You'd need a thousand tongues to taste every culture in New Orleans, and a four-CD boxed set with an 82-page, full-color book to appreciate the sundry musical styles meshing within the Big Easy. Doctors, Professors, Kings & Queens: The Big Ol' Box of New Orleans
contains more than five hours of music, spanning nine decades. The musical melting pot overflows with jazz, Caribbean music, zydeco, Latin, gospel, blues, boogie-woogie, swing, funk, and even hip-hop. The songs aren't in chronological order, but mixed together to create a distinct vibe on each disc. The first possesses more of a vintage feel, as tracks by Fats Domino, Dr. John, and Jelly Roll Morton crackle with the spirit of live "one-takes," now an almost extinct approach to recording. The spontaneous soul of the music particularly shines through in "Potato Head Blues," by Louis Armstrong and His Hot Seven. One of the first jazz recordings to swank improvised solos during breaks, the song boasts blazing solos by both Armstrong and Johnny Dodds. Disc two gets a little funkier, as Galactic rolls out groovy bass lines in tracks like "Go Go," and Buckwheat Zydeco hammers out hyped-up accordion in "Hot Tamale Baby." The New Orleans Klezmer All Stars bring even more diversity to disc two, showcasing the traditional wedding and dance music of Eastern European Jews. Disc three blends the funk-blues of pianist Henry Butler with the red-hot Red Stick Ramblers, a band that fuses swing, jazz and Cajun music into a concoction it calls "authentic Cajun Gypsy swing." The collection comes full circle by disc four, where artists like Ellis Marsalis, Snooks Eaglin, and Mem Shannon lead us home with blues and jazz.
In addition to more great tracks by artists like Clarence "Frogman" Henry, the Neville Brothers, the Dirty Dozen Brass Band, Fredy Omar, Raymond Myles, Professor Longhair, Little Richard, and the Savoy-Doucet Cajun Band, the boxed set includes a virtual passport to the Crescent City -- a big, glossy book containing commentary on each artist and cool little lists like "Seven Great Bars That Are Nowhere Near Bourbon Street" and "Six Places to Eat That Will Make Locals Say 'You Know About THAT Place?''' The book's narrator gives us a personable, enthusiastic tour of the city, beginning with, "Here, take our hand.
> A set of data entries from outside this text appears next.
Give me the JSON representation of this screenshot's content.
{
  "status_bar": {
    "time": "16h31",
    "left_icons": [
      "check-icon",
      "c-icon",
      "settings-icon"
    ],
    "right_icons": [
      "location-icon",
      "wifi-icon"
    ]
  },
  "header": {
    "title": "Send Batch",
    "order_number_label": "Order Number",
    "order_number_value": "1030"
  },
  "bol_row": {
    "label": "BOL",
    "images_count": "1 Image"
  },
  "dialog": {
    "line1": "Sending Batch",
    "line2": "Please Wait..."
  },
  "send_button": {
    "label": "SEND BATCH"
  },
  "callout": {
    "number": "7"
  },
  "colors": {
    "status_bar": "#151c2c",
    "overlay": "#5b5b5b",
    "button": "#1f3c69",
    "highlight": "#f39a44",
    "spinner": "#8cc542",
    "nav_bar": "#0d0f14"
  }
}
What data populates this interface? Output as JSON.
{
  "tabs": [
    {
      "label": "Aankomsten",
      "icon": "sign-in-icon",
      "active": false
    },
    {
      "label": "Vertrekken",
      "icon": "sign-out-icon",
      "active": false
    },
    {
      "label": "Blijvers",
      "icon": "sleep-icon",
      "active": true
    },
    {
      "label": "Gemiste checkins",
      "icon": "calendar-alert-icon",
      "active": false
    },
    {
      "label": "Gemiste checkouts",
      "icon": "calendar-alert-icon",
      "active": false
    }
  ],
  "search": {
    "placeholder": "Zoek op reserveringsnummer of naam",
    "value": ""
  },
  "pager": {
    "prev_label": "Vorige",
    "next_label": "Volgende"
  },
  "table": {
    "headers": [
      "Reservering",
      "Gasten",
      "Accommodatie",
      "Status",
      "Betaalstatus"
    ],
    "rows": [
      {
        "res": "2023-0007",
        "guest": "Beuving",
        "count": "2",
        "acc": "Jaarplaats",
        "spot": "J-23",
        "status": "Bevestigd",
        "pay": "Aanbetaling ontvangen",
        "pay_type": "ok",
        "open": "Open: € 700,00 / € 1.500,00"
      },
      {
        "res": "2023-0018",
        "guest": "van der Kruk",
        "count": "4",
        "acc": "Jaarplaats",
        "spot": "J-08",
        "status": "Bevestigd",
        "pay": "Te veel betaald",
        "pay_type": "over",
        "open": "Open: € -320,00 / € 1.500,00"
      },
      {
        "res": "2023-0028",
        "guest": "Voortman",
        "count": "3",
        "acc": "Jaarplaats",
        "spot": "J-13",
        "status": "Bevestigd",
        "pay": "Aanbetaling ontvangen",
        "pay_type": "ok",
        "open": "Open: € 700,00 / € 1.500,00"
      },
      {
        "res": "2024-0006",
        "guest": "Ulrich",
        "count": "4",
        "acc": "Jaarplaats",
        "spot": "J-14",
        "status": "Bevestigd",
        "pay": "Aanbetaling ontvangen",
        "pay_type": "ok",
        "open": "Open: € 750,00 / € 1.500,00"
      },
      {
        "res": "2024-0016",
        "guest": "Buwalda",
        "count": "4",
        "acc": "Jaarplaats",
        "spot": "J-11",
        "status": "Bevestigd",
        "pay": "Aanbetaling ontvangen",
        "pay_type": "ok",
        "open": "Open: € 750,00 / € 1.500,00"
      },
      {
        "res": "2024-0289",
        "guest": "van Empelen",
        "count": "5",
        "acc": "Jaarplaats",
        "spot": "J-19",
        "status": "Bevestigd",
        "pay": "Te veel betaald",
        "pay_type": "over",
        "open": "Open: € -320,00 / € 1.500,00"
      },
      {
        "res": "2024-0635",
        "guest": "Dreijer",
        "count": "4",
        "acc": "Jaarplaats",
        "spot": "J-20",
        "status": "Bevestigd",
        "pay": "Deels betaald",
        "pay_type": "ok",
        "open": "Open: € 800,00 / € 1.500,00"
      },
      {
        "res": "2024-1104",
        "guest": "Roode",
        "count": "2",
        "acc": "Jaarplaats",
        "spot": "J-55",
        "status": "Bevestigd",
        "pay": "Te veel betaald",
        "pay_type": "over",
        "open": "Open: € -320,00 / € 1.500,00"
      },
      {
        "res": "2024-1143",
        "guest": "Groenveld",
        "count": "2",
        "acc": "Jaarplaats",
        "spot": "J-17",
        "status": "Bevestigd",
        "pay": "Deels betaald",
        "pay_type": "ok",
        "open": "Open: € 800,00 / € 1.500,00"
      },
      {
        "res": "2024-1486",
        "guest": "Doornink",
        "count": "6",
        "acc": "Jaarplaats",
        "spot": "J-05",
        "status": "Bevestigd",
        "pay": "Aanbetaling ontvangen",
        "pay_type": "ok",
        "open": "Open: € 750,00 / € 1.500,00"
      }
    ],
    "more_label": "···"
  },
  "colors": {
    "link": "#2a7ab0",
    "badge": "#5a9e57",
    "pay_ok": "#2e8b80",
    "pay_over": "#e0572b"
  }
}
We'll start on Bourbon Street." By book's end, you'll know all about the buildings in Jackson Square, the Mardi Gras Indians, and voodoo. And by the time the last trumpet sounds on disc four, you'll probably be itching for a visit.